Web page and app entries:

★ ★ ★ ★

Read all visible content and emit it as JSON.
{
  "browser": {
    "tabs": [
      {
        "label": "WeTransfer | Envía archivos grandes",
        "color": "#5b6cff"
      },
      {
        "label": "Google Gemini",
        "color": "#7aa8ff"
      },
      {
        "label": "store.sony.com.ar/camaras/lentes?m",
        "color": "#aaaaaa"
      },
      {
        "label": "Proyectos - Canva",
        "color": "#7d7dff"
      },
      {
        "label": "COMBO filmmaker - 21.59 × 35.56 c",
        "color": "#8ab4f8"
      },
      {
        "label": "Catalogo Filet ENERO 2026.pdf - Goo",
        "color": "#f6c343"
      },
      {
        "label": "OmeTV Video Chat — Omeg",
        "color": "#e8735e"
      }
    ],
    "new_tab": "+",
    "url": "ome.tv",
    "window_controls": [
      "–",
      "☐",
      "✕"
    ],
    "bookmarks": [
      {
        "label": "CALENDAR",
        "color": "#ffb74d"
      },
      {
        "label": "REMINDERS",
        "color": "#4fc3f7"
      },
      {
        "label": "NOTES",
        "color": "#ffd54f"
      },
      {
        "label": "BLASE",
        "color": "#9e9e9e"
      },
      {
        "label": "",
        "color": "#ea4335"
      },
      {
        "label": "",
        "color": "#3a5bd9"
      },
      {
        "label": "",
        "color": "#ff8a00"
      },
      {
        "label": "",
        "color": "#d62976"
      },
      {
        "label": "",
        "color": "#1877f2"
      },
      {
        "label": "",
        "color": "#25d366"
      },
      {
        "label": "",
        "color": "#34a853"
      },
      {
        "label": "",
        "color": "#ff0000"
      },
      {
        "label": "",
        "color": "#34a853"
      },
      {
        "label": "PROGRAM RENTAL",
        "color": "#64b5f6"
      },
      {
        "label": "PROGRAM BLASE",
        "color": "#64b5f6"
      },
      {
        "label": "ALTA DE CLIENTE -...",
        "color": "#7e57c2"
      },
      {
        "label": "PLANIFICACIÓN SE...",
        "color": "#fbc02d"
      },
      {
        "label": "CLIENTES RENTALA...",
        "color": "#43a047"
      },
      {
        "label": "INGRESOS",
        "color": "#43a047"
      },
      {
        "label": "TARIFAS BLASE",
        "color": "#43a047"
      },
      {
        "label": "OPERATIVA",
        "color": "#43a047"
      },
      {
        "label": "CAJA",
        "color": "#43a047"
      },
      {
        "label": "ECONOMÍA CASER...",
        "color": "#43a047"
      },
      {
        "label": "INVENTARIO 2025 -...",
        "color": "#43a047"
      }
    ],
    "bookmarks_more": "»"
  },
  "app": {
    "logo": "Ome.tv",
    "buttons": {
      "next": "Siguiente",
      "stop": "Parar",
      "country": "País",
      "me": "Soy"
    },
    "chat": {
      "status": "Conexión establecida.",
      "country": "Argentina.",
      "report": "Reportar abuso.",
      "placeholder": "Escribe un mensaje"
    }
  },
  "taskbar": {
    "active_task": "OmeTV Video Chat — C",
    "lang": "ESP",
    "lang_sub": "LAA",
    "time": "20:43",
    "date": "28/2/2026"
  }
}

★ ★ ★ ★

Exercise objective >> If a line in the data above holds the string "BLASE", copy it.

Written answer >>
        "label": "BLASE",
        "label": "PROGRAM BLASE",
        "label": "TARIFAS BLASE",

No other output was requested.